### What to do
In the records below, some lines contain the word "desc". Copy each of them.

### Source records
*** Block opens ***

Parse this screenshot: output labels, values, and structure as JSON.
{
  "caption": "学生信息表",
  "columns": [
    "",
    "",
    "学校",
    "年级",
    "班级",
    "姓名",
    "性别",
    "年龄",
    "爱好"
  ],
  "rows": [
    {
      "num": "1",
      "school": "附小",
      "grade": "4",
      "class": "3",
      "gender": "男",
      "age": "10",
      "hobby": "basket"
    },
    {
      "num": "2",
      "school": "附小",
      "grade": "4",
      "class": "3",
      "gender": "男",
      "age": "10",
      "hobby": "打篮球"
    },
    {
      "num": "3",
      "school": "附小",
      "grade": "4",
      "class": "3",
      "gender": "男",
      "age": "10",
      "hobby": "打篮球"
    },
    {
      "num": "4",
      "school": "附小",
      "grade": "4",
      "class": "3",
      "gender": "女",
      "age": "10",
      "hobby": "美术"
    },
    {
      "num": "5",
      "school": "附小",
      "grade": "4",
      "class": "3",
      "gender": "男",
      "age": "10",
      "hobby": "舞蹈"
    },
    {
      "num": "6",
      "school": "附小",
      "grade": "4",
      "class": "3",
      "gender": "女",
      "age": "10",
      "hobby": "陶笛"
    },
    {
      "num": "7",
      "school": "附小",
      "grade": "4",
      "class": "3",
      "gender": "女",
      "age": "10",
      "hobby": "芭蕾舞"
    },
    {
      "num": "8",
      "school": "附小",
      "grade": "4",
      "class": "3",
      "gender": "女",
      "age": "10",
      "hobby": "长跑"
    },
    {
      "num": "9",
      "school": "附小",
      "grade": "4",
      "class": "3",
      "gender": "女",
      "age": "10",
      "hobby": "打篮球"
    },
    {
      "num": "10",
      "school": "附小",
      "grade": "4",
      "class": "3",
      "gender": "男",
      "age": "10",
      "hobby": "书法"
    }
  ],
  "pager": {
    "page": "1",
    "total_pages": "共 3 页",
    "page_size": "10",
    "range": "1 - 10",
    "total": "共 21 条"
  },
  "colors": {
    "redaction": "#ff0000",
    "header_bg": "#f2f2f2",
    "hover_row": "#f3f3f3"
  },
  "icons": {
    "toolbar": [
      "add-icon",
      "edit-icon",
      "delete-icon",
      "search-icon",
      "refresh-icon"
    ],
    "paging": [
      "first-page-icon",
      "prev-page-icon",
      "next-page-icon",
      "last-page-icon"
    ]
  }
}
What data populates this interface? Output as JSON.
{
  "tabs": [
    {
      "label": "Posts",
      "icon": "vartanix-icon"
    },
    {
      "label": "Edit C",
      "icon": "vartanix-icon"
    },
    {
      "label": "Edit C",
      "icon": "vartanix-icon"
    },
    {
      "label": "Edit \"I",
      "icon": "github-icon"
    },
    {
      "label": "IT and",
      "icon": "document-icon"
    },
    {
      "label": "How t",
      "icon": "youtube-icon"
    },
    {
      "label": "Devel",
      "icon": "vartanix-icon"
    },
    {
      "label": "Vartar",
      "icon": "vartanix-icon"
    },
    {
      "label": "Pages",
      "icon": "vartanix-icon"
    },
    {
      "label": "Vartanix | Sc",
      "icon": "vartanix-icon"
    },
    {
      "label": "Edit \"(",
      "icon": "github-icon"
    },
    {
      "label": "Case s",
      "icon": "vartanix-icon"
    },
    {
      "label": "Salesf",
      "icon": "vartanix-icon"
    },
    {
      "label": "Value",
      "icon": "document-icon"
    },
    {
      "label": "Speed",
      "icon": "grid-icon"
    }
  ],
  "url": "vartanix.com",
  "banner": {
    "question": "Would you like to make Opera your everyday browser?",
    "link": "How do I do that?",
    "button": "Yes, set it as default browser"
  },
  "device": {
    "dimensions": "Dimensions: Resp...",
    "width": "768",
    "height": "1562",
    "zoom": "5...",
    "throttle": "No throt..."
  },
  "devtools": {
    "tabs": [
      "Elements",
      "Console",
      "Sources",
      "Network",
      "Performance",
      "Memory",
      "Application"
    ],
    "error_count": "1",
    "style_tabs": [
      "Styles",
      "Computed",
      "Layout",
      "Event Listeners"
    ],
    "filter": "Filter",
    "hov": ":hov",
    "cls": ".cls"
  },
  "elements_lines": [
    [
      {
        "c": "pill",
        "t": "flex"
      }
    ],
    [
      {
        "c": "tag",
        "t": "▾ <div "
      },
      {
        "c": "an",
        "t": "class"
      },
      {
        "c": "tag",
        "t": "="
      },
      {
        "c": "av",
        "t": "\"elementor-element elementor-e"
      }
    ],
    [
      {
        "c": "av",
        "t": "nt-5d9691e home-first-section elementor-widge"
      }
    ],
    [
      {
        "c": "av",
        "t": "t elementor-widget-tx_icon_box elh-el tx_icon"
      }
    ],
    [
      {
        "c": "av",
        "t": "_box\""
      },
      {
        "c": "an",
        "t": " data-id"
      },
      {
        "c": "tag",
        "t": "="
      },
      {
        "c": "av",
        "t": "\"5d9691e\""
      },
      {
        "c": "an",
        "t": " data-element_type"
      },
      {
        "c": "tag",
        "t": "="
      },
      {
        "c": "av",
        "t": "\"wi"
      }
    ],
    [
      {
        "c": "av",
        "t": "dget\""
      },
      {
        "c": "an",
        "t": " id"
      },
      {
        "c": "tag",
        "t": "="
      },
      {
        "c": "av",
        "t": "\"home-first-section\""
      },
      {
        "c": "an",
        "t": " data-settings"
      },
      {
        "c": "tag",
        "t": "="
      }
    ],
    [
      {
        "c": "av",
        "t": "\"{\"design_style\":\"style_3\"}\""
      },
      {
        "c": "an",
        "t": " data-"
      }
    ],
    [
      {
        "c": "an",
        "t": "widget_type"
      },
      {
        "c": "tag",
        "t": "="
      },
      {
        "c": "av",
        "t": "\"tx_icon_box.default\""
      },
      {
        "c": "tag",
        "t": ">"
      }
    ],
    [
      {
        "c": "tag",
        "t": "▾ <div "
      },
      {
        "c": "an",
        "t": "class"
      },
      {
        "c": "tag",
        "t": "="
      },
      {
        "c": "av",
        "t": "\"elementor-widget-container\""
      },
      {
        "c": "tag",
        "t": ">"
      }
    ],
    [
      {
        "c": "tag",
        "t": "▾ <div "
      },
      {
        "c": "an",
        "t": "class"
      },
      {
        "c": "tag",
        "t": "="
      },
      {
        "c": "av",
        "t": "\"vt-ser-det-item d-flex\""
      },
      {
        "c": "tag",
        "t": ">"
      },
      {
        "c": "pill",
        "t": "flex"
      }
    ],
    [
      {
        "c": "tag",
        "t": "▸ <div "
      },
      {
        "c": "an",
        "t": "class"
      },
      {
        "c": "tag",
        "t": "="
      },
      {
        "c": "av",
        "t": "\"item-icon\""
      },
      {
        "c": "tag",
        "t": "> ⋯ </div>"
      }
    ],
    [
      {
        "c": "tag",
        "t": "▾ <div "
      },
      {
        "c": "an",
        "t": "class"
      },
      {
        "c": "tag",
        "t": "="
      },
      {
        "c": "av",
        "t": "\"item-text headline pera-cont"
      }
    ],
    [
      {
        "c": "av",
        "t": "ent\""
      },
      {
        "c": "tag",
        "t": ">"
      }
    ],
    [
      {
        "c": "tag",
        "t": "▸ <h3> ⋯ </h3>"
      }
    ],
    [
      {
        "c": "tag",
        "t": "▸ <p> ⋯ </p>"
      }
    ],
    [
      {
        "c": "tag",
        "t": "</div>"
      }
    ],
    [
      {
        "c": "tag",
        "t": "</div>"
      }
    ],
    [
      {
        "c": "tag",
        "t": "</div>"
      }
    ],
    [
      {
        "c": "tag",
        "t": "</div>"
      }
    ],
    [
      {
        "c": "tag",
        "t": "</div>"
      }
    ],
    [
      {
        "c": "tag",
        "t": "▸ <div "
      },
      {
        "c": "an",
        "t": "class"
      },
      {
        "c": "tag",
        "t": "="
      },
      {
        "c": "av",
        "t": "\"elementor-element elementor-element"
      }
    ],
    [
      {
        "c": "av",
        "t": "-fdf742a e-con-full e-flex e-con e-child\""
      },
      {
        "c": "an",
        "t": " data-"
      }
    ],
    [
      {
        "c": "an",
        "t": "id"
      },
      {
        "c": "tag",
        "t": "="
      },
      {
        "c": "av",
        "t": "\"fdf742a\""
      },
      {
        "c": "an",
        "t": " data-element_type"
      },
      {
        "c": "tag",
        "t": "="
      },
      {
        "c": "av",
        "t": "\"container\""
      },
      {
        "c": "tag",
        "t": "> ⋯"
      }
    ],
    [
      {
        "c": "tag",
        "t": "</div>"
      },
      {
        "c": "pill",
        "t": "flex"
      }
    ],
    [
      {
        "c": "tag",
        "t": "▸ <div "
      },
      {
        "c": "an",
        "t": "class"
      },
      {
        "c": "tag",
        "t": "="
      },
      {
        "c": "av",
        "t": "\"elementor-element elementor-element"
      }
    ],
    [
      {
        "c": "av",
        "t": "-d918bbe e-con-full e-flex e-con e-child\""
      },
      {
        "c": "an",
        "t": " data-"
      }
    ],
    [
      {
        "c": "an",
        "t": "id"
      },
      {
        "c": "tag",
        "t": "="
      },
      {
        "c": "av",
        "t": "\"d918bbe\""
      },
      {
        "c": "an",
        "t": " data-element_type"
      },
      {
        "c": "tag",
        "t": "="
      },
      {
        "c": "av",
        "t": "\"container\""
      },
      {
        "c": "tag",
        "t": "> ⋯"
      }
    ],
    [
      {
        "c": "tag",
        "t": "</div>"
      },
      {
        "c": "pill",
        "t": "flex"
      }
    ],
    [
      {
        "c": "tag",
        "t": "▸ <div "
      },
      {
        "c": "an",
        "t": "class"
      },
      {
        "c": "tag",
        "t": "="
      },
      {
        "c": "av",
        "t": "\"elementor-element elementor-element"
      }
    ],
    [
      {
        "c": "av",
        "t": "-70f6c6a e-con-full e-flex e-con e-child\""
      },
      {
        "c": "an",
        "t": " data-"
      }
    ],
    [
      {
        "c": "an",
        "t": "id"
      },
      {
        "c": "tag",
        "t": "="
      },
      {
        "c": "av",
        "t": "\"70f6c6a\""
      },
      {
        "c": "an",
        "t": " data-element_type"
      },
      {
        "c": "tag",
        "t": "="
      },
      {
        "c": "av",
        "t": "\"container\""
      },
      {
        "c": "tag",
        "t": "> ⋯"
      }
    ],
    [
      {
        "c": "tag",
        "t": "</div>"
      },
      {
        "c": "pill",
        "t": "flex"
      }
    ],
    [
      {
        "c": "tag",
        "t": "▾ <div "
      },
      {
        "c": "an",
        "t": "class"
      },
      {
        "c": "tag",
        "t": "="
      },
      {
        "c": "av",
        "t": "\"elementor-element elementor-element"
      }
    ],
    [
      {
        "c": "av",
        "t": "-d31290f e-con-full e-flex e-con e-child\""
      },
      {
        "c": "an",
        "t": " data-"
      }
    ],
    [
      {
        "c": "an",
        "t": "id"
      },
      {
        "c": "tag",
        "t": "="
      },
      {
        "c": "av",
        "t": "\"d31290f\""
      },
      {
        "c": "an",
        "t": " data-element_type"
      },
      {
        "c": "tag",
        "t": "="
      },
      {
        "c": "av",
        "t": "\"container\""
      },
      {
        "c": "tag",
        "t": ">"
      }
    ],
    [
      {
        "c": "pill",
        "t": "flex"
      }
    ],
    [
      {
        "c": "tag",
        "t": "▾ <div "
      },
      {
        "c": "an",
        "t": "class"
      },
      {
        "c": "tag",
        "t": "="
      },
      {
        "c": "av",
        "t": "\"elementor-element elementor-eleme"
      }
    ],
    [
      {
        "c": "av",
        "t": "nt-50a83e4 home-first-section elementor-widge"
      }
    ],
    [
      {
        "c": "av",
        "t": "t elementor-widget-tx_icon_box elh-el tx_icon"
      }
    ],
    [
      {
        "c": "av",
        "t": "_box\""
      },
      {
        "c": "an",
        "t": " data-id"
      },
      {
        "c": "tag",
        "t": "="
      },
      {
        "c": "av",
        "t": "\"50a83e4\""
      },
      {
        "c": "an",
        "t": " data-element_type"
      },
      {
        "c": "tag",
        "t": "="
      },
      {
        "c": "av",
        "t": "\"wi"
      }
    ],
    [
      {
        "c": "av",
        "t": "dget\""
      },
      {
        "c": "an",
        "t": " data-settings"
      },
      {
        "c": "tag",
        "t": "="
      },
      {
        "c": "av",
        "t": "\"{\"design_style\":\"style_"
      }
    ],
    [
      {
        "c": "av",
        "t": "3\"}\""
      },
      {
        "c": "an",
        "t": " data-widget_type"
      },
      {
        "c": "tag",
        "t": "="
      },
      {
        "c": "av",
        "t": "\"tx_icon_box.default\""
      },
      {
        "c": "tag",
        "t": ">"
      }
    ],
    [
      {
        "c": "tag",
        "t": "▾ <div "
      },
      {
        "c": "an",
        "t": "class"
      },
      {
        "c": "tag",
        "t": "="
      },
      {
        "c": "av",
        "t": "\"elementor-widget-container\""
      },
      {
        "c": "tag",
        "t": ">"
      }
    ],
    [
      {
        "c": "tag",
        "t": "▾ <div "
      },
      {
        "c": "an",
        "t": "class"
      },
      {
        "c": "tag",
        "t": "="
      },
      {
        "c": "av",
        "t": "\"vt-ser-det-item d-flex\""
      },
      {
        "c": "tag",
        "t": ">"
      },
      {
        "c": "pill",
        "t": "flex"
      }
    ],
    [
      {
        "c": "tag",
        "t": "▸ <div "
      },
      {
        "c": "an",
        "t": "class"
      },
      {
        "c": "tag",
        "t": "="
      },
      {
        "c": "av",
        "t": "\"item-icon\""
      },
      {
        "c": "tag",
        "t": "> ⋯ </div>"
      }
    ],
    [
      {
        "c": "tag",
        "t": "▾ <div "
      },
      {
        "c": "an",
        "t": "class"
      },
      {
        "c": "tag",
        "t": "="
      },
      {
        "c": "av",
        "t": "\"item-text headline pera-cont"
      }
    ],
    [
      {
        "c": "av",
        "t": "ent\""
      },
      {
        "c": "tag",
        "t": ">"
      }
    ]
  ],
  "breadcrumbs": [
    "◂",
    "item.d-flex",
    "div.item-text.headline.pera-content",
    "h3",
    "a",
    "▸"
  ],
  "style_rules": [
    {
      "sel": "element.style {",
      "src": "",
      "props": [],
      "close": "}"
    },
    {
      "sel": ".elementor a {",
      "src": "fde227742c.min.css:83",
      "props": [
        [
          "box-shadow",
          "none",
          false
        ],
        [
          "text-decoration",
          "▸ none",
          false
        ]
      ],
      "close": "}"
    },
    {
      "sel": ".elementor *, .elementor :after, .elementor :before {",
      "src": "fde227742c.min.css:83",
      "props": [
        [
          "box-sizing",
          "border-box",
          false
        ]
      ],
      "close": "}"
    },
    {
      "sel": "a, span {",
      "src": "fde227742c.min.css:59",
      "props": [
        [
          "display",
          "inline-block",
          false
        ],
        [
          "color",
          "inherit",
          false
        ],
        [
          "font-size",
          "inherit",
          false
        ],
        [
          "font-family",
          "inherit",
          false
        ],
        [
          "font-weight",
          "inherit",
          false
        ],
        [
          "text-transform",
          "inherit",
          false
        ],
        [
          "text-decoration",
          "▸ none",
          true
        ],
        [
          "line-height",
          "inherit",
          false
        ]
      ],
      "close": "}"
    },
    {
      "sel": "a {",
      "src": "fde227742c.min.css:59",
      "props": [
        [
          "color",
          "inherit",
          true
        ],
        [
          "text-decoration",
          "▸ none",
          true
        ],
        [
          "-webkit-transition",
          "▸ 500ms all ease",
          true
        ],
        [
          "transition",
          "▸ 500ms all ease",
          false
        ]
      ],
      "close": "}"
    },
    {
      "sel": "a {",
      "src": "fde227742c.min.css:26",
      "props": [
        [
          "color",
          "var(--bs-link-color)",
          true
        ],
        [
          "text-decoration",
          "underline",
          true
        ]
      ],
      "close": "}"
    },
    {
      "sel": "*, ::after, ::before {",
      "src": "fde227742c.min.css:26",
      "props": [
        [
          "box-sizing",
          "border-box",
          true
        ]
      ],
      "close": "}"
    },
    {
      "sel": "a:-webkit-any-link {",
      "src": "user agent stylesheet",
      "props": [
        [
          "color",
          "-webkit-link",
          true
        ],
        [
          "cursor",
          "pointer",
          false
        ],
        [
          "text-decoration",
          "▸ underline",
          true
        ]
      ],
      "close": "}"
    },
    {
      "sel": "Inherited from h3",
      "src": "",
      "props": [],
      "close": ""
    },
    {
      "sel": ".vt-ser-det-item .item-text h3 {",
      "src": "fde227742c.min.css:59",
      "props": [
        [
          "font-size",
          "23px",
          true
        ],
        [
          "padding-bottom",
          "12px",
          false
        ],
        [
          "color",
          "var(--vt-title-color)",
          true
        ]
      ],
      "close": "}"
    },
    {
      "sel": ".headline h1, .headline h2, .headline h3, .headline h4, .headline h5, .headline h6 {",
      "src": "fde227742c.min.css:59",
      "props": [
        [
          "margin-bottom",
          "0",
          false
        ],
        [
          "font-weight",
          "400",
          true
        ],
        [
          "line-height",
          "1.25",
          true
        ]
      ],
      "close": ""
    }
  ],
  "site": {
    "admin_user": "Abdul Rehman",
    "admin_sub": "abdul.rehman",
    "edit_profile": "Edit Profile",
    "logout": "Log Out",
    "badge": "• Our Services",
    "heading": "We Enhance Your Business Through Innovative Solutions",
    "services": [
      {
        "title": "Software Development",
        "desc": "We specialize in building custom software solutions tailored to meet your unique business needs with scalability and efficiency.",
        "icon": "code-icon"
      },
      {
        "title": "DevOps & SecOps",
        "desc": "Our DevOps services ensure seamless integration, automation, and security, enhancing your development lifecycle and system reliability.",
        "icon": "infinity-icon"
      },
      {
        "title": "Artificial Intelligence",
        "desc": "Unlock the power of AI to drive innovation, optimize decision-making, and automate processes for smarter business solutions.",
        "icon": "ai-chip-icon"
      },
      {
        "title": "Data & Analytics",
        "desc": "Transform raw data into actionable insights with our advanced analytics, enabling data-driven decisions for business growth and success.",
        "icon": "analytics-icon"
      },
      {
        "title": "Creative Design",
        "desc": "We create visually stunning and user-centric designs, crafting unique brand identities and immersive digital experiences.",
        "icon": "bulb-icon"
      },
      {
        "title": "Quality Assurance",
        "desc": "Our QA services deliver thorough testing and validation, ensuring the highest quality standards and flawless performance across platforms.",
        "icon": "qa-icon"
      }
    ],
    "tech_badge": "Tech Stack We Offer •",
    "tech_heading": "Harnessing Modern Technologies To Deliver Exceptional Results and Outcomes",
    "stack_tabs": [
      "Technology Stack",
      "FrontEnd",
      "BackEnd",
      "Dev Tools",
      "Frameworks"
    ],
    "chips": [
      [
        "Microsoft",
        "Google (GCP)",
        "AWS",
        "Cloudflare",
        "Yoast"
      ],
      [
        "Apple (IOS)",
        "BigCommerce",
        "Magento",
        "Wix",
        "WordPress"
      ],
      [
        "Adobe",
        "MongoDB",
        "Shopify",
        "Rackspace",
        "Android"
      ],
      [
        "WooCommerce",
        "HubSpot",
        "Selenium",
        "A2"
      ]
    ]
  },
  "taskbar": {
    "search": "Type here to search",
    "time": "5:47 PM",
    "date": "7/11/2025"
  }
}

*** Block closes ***

### Result of this exercise
        "desc": "We specialize in building custom software solutions tailored to meet your unique business needs with scalability and efficiency.",
        "desc": "Our DevOps services ensure seamless integration, automation, and security, enhancing your development lifecycle and system reliability.",
        "desc": "Unlock the power of AI to drive innovation, optimize decision-making, and automate processes for smarter business solutions.",
        "desc": "Transform raw data into actionable insights with our advanced analytics, enabling data-driven decisions for business growth and success.",
        "desc": "We create visually stunning and user-centric designs, crafting unique brand identities and immersive digital experiences.",
        "desc": "Our QA services deliver thorough testing and validation, ensuring the highest quality standards and flawless performance across platforms.",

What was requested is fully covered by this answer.